There’s a fine line between being an angry young man and a bitter old coot.

Dunnville, Ont. indie-rockers have been there and done the first one — and they’re smart enough to avoid the second. So, on their third full-length The Coastaline Fire, they take a step back from the fire-breathing aggro and bottom-heavy propulsion of their earlier albums and take a more progressive — as in progressive-rock — stance. The 11 tracks on this 45-minute album layer chugging, churning, syncopated guitar angles atop rock-solid drumbeats and basslines (though this time around, they have just one bassist instead of two) to underpin the band’s soaring, yowling vocals and tales of aging, decay, disillusionment and despair. If Rush had been a Seattle grunge band, they might have sounded a little like the new model Chore.
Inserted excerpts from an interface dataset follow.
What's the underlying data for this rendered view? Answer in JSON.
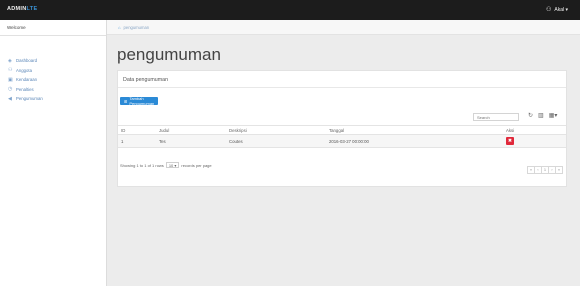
{
  "brand": {
    "name": "ADMIN",
    "suffix": "LTE"
  },
  "user": {
    "label": "Akal ▾",
    "icon": "user-icon"
  },
  "sidebar": {
    "welcome": "Welcome",
    "items": [
      {
        "label": "Dashboard",
        "icon": "dashboard-icon"
      },
      {
        "label": "Anggota",
        "icon": "user-icon"
      },
      {
        "label": "Kendaraan",
        "icon": "vehicle-icon"
      },
      {
        "label": "Penalties",
        "icon": "clock-icon"
      },
      {
        "label": "Pengumuman",
        "icon": "bullhorn-icon"
      }
    ]
  },
  "breadcrumb": {
    "current": "pengumuman",
    "icon": "home-icon"
  },
  "page": {
    "title": "pengumuman"
  },
  "panel": {
    "heading": "Data pengumuman",
    "add_button": "Tambah Pengumuman",
    "search_placeholder": "Search",
    "tools": [
      "refresh-icon",
      "columns-icon",
      "grid-icon"
    ]
  },
  "table": {
    "headers": [
      "ID",
      "Judul",
      "Deskripsi",
      "Tanggal",
      "Aksi"
    ],
    "rows": [
      {
        "id": "1",
        "judul": "Tes",
        "deskripsi": "Coutes",
        "tanggal": "2016-03-27 00:00:00"
      }
    ]
  },
  "footer": {
    "showing": "Showing 1 to 1 of 1 rows",
    "per_page_value": "10 ▾",
    "per_page_suffix": "records per page"
  },
  "pagination": [
    "«",
    "‹",
    "1",
    "›",
    "»"
  ],
  "colors": {
    "accent": "#2b8ad6",
    "danger": "#e0283a",
    "topbar": "#1c1c1c"
  }
}
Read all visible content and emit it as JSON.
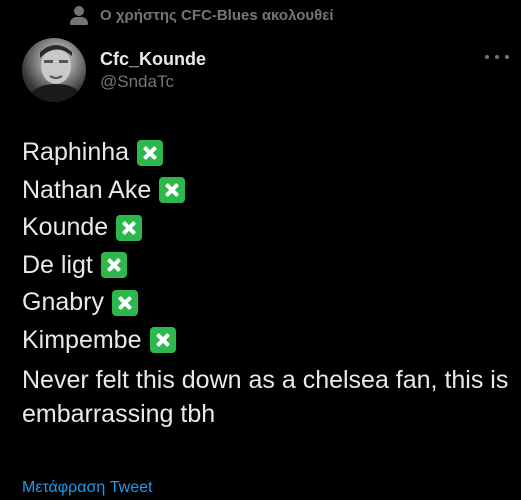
{
  "social_context": {
    "icon": "person-icon",
    "text": "Ο χρήστης CFC-Blues ακολουθεί"
  },
  "author": {
    "display_name": "Cfc_Kounde",
    "handle": "@SndaTc"
  },
  "tweet": {
    "players": [
      {
        "name": "Raphinha",
        "icon": "cross-mark-button-emoji"
      },
      {
        "name": "Nathan Ake",
        "icon": "cross-mark-button-emoji"
      },
      {
        "name": "Kounde",
        "icon": "cross-mark-button-emoji"
      },
      {
        "name": "De ligt",
        "icon": "cross-mark-button-emoji"
      },
      {
        "name": "Gnabry",
        "icon": "cross-mark-button-emoji"
      },
      {
        "name": "Kimpembe",
        "icon": "cross-mark-button-emoji"
      }
    ],
    "comment": "Never felt this down as a chelsea fan, this is embarrassing tbh"
  },
  "translate_label": "Μετάφραση Tweet",
  "colors": {
    "background": "#000000",
    "text": "#e7e9ea",
    "muted": "#71767b",
    "link": "#1d9bf0",
    "cross_emoji": "#2db84d"
  }
}
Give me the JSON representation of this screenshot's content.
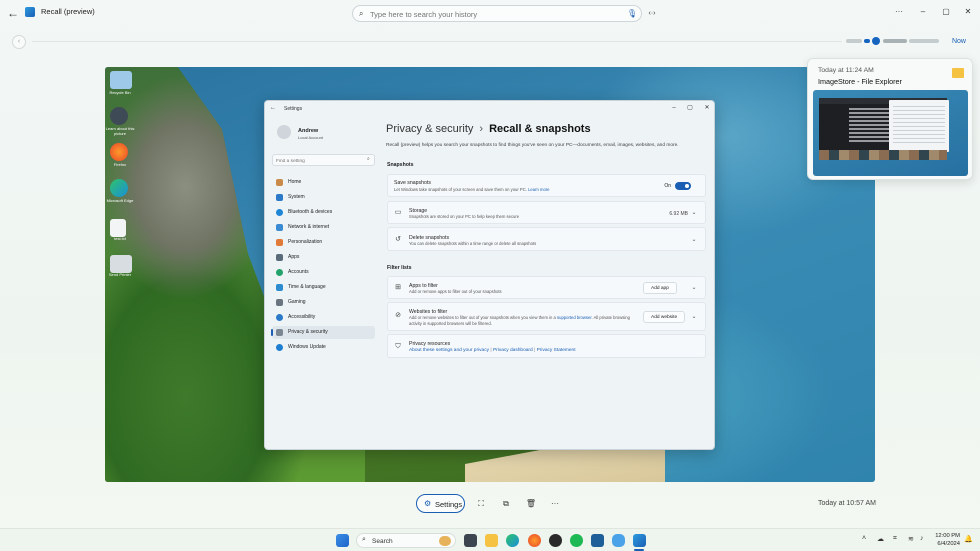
{
  "window": {
    "title": "Recall (preview)",
    "search_placeholder": "Type here to search your history",
    "controls": {
      "more": "···",
      "minimize": "–",
      "maximize": "▢",
      "close": "✕"
    }
  },
  "timeline": {
    "now_label": "Now"
  },
  "preview": {
    "time": "Today at 11:24 AM",
    "app": "ImageStore - File Explorer"
  },
  "desktop_icons": [
    "Recycle Bin",
    "Learn about this picture",
    "Firefox",
    "Microsoft Edge",
    "test.txt",
    "Send Printer"
  ],
  "settings": {
    "title": "Settings",
    "user": {
      "name": "Andrew",
      "account": "Local Account"
    },
    "find_placeholder": "Find a setting",
    "nav": [
      "Home",
      "System",
      "Bluetooth & devices",
      "Network & internet",
      "Personalization",
      "Apps",
      "Accounts",
      "Time & language",
      "Gaming",
      "Accessibility",
      "Privacy & security",
      "Windows Update"
    ],
    "active_nav": "Privacy & security",
    "breadcrumb": {
      "parent": "Privacy & security",
      "sep": "›",
      "current": "Recall & snapshots"
    },
    "description": "Recall (preview) helps you search your snapshots to find things you've seen on your PC—documents, email, images, websites, and more.",
    "snapshots_header": "Snapshots",
    "save": {
      "title": "Save snapshots",
      "sub": "Let Windows take snapshots of your screen and save them on your PC.",
      "link": "Learn more",
      "toggle_label": "On"
    },
    "storage": {
      "title": "Storage",
      "sub": "Snapshots are stored on your PC to help keep them secure",
      "value": "6.92 MB"
    },
    "delete": {
      "title": "Delete snapshots",
      "sub": "You can delete snapshots within a time range or delete all snapshots"
    },
    "filter_header": "Filter lists",
    "apps_filter": {
      "title": "Apps to filter",
      "sub": "Add or remove apps to filter out of your snapshots",
      "button": "Add app"
    },
    "websites_filter": {
      "title": "Websites to filter",
      "sub": "Add or remove websites to filter out of your snapshots when you view them in a",
      "sub_link": "supported browser",
      "sub_tail": ". All private browsing activity in supported browsers will be filtered.",
      "button": "Add website"
    },
    "resources": {
      "title": "Privacy resources",
      "links": [
        "About these settings and your privacy",
        "Privacy dashboard",
        "Privacy Statement"
      ]
    }
  },
  "actions": {
    "settings_label": "Settings",
    "snapshot_time": "Today at 10:57 AM"
  },
  "taskbar": {
    "search_label": "Search",
    "time": "12:00 PM",
    "date": "6/4/2024"
  },
  "colors": {
    "accent": "#1a5fb4",
    "folder": "#f5c242"
  }
}
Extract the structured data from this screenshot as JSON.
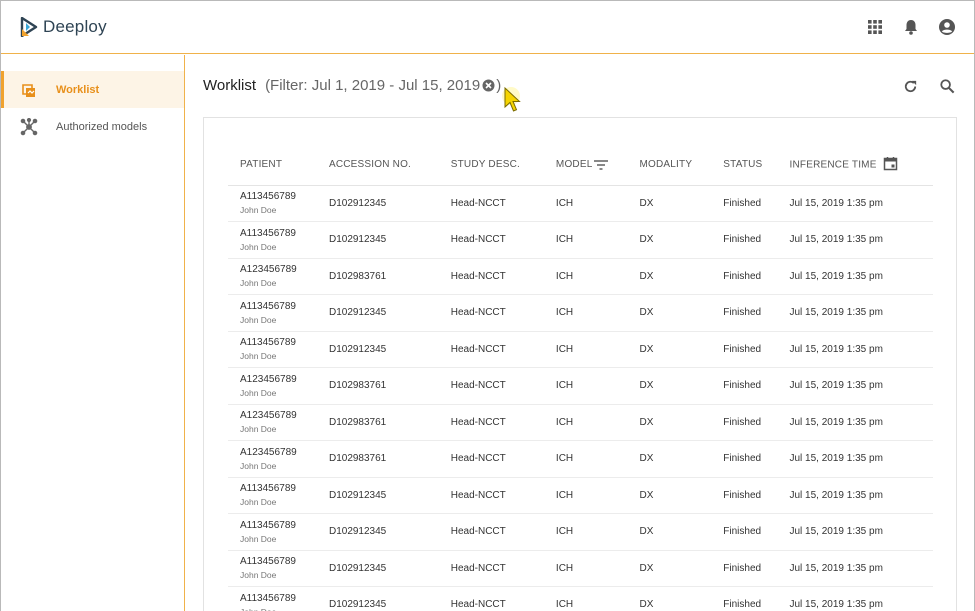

Just call them New World Men. And call this CD their Caress of Steel.